Despite that, residents who lost everything continue to build homes in areas scientists have determined are likely to burn. Controversial huge housing developments are set for the Yorba Linda hills and Tejon Ranch, areas deemed high-fire risk areas.
Alexandra Syphon, chief scientist at Sage Underwriters, a homeowner’s wildfire insurance company, said experts have studied homes destroyed in fires to those that survived to understand why that occurs, including vegetation and building materials to land use planning. Consistently, she said, the “significant predictor of whether a house is going to be destroyed in fire is the location.”
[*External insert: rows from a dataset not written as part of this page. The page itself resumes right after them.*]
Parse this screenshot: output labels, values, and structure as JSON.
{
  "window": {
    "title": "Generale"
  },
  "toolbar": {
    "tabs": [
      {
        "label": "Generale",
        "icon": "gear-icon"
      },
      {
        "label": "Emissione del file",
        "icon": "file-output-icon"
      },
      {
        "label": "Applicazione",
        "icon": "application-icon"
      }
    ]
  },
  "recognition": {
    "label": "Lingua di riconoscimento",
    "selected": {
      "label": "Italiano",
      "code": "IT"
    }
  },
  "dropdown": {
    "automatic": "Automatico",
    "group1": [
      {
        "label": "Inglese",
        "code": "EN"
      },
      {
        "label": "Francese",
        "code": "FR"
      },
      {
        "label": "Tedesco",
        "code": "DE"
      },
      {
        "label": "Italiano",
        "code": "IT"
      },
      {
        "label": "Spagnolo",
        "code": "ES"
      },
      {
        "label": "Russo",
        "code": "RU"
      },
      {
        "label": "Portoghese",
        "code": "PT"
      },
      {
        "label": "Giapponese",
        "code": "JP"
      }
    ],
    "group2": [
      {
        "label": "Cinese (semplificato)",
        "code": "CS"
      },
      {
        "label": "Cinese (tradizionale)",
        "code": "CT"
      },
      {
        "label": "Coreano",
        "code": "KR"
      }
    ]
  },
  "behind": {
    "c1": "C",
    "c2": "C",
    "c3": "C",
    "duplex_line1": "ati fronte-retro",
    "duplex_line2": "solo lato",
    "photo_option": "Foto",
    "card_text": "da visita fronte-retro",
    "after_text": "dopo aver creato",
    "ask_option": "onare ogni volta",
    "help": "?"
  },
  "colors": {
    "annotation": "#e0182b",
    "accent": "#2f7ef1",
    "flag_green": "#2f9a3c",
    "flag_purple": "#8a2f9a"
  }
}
“Some places are just more fire prone than others,” Syphon said. “You know there are certain places where winds will tunnel through and if a fire is ignited. You know Malibu Canyon. There are places in the Santa Monica Mountains for example where you look at a fire history map. And there’s one place that’s burned 14 times in 75 years and there’s another place not that far away that’s never burned...If you’re making a decision about where to place a house and you don’t want the house to be destroyed in a fire...it doesn’t make sense to put the house where there’s been 14 fires as opposed to a place where there hasn’t been one.”
In some wilderness areas, hundreds of millions of dollars have been allocated to eliminate fuels. But, in some areas, such as the Sierra Nevada mountains, drought and bark beetles have killed so many trees, they wait as kindling for something to trigger a blaze, experts say.
“I’m sure there are green trees out there, but you look out on a 30 to 40,000-acre landscape and there’s no green crowns that are visible,” North said. “That is a huge problem…You’re going to have those trees falling over and creating a “Jackstraw” effect of fuels on the ground, so that if you do get a fire there in the future, it’s going to be a really severe event.”
Experts say more studies and work needs to be done on the issue of California’s fires, especially with climate-change. The recent Southern California blazes, swept by intense winds typically outside the fire season, were unprecedented.
“There’s something new about the way that fire is behaving in California,” Hall said. “So, we are collaborating with a really amazing team of people with expertise in ecology and fire behavior and fire management to understand really what the future of fire is for California.”